Task instructions:
Pick every line out of the entries below that has the string "email", and copy it.

=======

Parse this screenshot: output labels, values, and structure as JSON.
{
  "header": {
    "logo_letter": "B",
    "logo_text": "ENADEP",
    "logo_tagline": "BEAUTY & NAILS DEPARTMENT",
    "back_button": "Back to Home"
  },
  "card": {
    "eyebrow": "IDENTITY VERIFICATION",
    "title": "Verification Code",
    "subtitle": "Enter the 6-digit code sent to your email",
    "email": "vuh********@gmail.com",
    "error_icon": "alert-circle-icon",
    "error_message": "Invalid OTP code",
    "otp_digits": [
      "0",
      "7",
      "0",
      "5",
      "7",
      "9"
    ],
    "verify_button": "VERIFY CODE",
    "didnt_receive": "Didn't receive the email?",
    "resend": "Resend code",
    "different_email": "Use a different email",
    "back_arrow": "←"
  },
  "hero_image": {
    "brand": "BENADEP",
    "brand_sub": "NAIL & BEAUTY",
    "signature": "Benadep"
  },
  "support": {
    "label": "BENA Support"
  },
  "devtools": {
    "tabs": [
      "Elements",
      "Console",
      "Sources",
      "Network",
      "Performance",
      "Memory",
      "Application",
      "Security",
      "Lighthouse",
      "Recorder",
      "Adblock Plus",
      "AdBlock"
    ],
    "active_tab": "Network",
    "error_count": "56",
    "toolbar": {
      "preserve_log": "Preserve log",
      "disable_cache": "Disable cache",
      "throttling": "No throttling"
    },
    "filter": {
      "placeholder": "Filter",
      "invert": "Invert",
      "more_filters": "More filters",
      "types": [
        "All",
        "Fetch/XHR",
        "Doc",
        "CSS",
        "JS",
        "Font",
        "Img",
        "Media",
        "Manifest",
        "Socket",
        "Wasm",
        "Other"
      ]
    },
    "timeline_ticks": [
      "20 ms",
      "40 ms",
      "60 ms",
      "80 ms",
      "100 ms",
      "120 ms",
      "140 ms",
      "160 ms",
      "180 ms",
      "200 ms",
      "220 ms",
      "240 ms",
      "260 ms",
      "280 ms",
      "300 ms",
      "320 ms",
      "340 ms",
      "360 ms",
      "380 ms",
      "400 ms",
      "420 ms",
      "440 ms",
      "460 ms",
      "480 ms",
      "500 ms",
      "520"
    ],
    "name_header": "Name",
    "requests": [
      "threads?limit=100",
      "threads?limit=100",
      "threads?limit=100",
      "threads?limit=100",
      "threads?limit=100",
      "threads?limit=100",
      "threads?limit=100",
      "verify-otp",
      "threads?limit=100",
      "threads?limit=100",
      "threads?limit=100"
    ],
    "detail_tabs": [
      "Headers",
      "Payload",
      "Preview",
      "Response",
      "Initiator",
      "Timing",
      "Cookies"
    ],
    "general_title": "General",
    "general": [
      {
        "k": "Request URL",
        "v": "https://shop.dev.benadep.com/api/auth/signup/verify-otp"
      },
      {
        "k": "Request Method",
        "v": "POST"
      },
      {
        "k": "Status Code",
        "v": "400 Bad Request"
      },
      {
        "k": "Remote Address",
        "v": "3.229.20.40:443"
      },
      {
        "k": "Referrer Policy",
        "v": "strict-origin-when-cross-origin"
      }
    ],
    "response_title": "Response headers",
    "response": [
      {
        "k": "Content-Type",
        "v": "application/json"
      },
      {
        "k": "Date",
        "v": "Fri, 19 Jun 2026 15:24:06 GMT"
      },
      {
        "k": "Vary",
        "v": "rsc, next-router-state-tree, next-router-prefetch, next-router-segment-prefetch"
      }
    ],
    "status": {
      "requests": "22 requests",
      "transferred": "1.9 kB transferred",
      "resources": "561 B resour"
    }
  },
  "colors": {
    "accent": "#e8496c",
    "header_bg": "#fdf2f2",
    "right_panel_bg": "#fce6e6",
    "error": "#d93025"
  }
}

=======

Solution to this problem:
    "subtitle": "Enter the 6-digit code sent to your email",
    "email": "vuh********@gmail.com",
    "didnt_receive": "Didn't receive the email?",
    "different_email": "Use a different email",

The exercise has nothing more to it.